Items from an interface collection:
====================
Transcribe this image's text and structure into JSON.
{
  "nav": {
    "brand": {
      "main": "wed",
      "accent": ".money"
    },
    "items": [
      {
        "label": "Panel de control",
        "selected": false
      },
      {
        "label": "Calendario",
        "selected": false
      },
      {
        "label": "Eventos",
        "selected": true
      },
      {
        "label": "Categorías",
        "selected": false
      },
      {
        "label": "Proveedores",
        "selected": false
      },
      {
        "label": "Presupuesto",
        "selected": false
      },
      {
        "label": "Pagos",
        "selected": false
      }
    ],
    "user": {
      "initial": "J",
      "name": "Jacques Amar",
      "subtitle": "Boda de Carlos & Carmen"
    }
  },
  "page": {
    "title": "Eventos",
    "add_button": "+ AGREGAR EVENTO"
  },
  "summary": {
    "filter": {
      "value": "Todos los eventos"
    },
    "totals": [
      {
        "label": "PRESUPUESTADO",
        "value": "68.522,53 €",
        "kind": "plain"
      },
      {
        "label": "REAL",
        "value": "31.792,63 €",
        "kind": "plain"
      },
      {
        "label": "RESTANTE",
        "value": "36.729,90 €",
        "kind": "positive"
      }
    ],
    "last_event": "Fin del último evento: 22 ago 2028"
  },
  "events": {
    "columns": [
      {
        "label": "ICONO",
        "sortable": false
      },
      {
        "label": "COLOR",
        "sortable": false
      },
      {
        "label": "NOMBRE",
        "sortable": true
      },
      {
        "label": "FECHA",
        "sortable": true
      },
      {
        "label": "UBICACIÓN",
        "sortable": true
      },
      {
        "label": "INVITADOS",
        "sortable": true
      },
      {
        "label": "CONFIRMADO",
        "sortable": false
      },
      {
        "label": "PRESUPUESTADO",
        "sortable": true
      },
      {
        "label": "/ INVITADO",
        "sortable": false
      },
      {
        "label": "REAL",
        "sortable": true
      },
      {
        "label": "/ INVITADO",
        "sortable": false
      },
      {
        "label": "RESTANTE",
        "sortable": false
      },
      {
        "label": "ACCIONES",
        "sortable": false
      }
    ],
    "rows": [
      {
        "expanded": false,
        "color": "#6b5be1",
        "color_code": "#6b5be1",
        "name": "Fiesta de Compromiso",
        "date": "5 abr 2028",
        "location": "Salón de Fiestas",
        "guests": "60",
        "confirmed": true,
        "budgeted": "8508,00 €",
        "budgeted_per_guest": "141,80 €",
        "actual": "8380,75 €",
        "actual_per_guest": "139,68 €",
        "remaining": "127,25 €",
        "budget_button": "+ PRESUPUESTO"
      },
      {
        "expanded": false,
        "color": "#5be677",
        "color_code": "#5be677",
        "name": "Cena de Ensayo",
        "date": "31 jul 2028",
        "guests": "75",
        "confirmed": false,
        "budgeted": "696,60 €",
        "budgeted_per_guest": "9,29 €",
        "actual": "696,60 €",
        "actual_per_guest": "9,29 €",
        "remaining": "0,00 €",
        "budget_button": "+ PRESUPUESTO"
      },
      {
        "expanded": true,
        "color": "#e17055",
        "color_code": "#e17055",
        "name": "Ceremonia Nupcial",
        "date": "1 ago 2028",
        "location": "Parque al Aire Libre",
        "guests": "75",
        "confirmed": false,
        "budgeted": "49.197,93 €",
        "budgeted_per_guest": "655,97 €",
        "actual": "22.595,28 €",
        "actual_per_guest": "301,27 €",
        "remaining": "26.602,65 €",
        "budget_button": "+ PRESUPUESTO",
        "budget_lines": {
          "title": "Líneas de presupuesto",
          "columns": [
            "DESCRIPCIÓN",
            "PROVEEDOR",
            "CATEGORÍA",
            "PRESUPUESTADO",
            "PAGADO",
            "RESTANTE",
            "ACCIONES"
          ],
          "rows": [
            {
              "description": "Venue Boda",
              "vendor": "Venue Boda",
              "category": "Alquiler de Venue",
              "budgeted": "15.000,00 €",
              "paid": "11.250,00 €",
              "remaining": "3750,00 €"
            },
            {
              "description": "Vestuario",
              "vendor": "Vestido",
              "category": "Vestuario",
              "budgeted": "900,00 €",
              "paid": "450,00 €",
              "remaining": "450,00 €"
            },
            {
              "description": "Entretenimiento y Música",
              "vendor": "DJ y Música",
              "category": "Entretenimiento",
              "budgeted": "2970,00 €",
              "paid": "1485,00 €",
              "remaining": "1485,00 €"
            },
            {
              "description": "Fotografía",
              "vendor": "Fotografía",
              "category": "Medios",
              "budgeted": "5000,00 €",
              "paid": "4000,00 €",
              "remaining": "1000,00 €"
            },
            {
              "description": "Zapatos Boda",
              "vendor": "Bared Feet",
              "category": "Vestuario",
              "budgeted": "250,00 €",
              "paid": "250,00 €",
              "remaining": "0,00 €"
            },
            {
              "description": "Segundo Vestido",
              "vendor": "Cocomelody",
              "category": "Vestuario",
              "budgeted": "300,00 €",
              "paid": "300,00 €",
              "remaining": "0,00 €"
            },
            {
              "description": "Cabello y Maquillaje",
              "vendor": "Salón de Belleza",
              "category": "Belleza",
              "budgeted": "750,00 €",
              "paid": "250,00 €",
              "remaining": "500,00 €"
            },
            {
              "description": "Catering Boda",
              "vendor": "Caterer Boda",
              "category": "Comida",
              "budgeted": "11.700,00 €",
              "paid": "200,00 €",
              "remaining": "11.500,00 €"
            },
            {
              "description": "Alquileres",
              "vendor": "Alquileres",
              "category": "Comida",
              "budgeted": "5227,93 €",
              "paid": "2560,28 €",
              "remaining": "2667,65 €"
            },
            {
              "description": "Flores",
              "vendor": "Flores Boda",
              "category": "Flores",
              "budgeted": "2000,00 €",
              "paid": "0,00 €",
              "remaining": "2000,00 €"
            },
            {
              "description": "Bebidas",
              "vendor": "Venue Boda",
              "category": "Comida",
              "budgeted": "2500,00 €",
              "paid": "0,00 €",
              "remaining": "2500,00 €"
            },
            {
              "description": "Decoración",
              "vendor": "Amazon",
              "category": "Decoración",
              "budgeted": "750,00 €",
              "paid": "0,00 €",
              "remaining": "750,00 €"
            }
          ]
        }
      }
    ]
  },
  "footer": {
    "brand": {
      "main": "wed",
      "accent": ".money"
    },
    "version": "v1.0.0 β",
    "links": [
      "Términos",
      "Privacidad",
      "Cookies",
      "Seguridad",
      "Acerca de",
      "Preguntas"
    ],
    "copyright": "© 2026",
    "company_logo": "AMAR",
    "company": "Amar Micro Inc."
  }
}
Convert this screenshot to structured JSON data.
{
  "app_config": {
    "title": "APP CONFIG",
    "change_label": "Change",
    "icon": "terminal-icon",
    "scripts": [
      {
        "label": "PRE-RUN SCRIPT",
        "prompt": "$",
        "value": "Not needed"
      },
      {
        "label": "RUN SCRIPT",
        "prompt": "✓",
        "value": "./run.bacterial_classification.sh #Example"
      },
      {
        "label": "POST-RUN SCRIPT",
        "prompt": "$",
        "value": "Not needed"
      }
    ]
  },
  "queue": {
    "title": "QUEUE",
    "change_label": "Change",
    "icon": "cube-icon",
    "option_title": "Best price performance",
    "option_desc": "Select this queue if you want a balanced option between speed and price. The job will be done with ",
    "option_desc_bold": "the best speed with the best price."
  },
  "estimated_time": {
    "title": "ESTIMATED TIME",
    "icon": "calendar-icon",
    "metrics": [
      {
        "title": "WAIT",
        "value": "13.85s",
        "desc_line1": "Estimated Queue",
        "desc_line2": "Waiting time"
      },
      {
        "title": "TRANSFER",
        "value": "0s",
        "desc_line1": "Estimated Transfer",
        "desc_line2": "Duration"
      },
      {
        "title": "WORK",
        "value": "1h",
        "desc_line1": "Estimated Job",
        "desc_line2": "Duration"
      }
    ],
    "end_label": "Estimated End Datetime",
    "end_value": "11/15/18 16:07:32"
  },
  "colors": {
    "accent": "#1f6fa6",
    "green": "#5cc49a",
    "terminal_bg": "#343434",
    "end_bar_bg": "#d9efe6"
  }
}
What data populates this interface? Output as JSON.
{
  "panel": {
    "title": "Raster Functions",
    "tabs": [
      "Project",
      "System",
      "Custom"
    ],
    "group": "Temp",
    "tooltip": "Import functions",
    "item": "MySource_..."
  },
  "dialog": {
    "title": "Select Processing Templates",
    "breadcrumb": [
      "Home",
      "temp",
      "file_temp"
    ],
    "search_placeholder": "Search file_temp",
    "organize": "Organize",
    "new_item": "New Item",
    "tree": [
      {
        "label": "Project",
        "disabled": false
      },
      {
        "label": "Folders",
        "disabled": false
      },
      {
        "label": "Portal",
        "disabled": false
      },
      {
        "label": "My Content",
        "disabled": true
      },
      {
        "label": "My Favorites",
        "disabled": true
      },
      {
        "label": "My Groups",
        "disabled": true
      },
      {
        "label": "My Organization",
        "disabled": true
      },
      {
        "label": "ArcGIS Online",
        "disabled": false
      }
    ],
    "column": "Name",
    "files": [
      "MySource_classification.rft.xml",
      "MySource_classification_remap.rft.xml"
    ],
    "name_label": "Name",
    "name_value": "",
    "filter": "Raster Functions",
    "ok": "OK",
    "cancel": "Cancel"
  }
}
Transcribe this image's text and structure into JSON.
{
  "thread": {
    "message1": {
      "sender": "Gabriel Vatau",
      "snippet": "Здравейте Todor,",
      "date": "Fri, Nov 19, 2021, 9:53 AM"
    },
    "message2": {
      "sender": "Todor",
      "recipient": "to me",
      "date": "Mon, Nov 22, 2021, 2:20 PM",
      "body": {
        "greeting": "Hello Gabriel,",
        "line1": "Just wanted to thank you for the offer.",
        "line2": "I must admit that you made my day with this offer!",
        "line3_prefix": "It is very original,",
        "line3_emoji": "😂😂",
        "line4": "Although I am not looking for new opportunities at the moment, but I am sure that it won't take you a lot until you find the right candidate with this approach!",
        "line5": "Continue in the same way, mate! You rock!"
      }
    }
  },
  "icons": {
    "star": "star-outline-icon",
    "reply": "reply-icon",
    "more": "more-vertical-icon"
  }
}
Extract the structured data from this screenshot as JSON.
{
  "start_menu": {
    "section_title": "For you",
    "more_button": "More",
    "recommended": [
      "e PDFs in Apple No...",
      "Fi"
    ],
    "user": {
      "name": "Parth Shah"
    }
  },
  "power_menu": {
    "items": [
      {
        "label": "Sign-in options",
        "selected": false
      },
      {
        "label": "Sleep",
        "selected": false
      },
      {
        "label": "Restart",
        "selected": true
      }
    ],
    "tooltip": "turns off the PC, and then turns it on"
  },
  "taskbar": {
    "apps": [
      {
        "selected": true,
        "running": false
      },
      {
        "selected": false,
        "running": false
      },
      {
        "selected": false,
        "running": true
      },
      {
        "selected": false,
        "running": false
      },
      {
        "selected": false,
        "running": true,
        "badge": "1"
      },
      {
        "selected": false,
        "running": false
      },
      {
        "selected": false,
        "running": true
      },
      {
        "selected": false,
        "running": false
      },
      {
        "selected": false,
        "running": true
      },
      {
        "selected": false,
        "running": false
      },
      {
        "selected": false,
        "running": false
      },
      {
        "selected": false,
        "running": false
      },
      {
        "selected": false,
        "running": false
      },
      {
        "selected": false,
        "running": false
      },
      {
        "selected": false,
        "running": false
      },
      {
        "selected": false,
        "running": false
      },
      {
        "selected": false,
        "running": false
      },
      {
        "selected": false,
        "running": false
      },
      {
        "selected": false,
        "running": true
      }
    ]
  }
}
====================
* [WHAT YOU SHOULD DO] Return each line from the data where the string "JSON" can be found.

* [THE COMPLETED TASK]
Transcribe this image's text and structure into JSON.
Convert this screenshot to structured JSON data.
What data populates this interface? Output as JSON.
Transcribe this image's text and structure into JSON.
Extract the structured data from this screenshot as JSON.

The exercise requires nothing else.